  9. VCC technology is available
    See victorsheymov.com
    Victor Sheymov Wikipedia

  10. "We're hiring"

    Could you tell how to apply?

    1. you are a hacker ?
      you will find a way...

  11. http://www.linuxfoundation.org/programs/core-infrastructure-initiative

  12. All for safety, you are with actions that large companies should always keep in mind for the good of its members.

  13. I always desired to learn about Internet Security.
    Somebody could help me given advice?
    How to begin study in this field?

  14. I want joining this projekt http://www.oguzhanakkaya.com/about-me

  15. Need a Canadian security researcher with 20+ years of DevOps and a SSCP certification...count me in.

  16. The forum posting is a unique and interesting job!

  17. Over the last 30 years or so, I've reported around 100, probably way more, serious bugs.
    In the VAST majority of cases, from my considerable experience, the bugs never get fixed. There is usually some idiot in the way who's job is to waste my time telling me "it's not a bug", or some other idiot telling me to report it to someone else in his org, because he can't fix it, and sometimes even worse (netscape lawyers sent me a legal threat when I submitted 100 different bugs to their "report a bug, get a T-Shirt competition" - and to rub salt into that wound, I reported a summary, not the details, and they never asked for the details).

    You cannot hope to fix things that people don't want to fix or don't care about, by doing the same thing, again, that everyone else is already doing.

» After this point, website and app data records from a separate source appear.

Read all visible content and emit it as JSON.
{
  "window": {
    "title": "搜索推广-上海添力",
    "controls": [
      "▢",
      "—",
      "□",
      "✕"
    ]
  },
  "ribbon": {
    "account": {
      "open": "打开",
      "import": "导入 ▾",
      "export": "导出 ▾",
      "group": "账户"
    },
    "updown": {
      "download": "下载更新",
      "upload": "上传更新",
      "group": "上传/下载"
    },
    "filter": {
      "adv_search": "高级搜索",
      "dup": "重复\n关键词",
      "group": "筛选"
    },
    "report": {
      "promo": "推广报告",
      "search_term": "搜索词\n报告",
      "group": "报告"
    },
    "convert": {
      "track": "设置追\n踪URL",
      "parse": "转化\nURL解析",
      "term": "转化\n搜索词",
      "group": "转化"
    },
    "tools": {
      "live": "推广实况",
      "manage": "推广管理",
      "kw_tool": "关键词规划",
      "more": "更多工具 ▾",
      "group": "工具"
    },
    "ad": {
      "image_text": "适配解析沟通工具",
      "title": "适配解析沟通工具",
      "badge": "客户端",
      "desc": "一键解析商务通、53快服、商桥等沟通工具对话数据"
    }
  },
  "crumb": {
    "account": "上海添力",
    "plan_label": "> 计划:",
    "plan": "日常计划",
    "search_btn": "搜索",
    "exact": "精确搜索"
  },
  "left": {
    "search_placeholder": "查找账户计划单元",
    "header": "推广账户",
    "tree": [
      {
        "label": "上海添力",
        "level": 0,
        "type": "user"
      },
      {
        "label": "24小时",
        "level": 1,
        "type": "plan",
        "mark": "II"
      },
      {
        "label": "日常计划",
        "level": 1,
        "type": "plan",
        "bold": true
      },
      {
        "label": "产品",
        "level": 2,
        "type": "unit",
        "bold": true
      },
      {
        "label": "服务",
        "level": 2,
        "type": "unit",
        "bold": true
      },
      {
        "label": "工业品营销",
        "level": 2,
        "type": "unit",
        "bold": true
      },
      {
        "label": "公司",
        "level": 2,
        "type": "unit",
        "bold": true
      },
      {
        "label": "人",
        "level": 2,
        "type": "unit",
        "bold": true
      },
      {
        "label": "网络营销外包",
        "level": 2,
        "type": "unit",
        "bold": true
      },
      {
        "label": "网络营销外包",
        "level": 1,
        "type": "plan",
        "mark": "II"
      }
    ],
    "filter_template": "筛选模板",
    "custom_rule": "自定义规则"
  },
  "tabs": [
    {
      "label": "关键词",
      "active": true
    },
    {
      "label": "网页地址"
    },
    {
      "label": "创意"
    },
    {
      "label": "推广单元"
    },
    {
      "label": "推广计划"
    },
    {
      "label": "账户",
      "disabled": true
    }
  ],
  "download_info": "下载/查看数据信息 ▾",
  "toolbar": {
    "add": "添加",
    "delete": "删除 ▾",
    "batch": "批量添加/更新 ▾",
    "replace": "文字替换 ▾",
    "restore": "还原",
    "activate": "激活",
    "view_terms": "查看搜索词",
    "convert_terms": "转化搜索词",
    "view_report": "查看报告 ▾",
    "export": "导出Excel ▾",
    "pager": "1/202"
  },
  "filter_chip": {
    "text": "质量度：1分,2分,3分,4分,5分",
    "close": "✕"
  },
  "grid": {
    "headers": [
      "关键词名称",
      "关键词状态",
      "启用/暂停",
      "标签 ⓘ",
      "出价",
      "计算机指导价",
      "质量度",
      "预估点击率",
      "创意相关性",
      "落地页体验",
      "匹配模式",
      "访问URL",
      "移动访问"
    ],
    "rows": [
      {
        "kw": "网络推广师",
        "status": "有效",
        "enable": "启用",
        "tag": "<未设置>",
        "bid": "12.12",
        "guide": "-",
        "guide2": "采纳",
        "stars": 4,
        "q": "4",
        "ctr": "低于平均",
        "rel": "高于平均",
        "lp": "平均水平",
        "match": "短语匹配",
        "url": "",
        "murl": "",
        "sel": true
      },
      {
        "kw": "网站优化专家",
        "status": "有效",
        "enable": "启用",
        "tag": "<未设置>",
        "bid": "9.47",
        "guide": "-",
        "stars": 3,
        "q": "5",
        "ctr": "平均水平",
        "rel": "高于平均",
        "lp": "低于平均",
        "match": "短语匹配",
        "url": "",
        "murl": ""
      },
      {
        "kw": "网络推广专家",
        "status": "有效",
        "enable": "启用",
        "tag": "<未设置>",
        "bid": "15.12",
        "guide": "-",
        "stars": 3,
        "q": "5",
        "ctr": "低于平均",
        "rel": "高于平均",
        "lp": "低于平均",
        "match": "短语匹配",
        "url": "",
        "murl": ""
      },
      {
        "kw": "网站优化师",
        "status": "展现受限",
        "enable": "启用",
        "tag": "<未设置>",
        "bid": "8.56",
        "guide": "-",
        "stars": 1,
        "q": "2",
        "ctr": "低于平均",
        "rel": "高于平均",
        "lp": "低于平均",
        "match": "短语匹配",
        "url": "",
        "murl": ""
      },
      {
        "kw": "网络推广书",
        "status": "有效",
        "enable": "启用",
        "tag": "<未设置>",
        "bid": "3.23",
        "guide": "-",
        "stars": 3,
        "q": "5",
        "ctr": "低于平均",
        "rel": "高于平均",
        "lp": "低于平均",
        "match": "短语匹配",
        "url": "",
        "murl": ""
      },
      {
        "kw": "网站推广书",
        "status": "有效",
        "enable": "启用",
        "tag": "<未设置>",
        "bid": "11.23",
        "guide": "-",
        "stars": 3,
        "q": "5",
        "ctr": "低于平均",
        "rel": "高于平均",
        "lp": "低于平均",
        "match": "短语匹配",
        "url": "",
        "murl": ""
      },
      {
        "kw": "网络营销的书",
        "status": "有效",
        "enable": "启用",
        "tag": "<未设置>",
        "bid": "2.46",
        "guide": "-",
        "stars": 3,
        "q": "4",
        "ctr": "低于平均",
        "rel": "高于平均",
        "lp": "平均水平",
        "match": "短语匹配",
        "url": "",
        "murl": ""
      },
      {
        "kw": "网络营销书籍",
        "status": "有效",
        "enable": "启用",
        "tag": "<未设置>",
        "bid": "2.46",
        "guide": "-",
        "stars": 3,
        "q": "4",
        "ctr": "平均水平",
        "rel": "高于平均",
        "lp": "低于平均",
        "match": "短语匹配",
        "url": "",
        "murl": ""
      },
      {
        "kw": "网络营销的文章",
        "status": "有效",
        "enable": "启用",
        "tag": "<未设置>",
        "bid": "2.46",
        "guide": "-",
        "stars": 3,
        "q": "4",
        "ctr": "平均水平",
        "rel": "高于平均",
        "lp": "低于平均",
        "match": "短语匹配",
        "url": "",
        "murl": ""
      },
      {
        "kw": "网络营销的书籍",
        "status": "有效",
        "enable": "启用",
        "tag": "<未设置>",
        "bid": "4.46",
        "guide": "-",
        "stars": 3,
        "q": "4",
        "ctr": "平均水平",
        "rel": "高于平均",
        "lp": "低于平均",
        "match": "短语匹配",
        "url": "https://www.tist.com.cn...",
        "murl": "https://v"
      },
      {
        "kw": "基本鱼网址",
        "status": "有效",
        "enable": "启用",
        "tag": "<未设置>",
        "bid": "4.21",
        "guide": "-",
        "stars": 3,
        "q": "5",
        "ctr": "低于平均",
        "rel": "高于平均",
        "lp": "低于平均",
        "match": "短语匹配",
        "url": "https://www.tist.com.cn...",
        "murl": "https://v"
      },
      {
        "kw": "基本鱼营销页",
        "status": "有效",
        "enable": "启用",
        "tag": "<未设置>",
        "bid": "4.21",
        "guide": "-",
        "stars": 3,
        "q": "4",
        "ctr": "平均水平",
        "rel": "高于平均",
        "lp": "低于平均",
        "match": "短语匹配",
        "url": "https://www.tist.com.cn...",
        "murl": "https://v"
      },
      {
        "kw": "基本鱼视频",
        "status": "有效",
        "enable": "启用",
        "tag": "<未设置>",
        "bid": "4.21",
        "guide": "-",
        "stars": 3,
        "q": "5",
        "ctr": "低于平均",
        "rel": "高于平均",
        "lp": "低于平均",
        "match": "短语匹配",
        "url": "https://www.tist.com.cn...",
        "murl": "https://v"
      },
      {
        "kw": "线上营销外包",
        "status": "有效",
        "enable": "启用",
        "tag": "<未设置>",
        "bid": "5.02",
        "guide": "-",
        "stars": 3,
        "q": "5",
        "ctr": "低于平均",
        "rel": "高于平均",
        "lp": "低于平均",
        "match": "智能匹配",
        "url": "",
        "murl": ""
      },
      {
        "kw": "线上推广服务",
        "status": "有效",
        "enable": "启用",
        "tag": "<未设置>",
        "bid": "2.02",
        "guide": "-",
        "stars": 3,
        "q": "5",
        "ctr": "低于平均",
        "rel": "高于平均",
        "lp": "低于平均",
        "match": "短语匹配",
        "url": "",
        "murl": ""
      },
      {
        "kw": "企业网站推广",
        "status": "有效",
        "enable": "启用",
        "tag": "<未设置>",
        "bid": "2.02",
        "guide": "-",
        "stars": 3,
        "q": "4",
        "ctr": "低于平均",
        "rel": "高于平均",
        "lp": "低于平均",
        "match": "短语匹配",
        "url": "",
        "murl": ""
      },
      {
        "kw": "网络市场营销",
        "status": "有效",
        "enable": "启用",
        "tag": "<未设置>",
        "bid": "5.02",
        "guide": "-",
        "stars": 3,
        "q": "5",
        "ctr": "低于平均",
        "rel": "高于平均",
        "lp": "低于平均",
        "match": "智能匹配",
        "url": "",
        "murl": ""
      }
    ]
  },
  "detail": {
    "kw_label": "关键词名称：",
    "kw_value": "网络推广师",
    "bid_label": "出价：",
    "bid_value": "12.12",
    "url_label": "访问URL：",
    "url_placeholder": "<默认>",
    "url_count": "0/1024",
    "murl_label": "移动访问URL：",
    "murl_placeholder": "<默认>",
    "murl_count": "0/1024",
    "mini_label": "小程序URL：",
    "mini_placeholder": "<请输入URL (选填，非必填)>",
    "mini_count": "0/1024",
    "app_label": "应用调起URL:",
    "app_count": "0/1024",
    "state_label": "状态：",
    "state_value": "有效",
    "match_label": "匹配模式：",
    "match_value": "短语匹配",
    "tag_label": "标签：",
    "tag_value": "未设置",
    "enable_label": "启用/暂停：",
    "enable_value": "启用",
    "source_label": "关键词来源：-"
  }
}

    You need a new way - some kind of blazing in-your-face public way to let us know who you are chasing about a bug, and give us all a big ticking-down clock until the moment (give them 60 days) you shame the crap out of them for doing nothing, and make the bug public.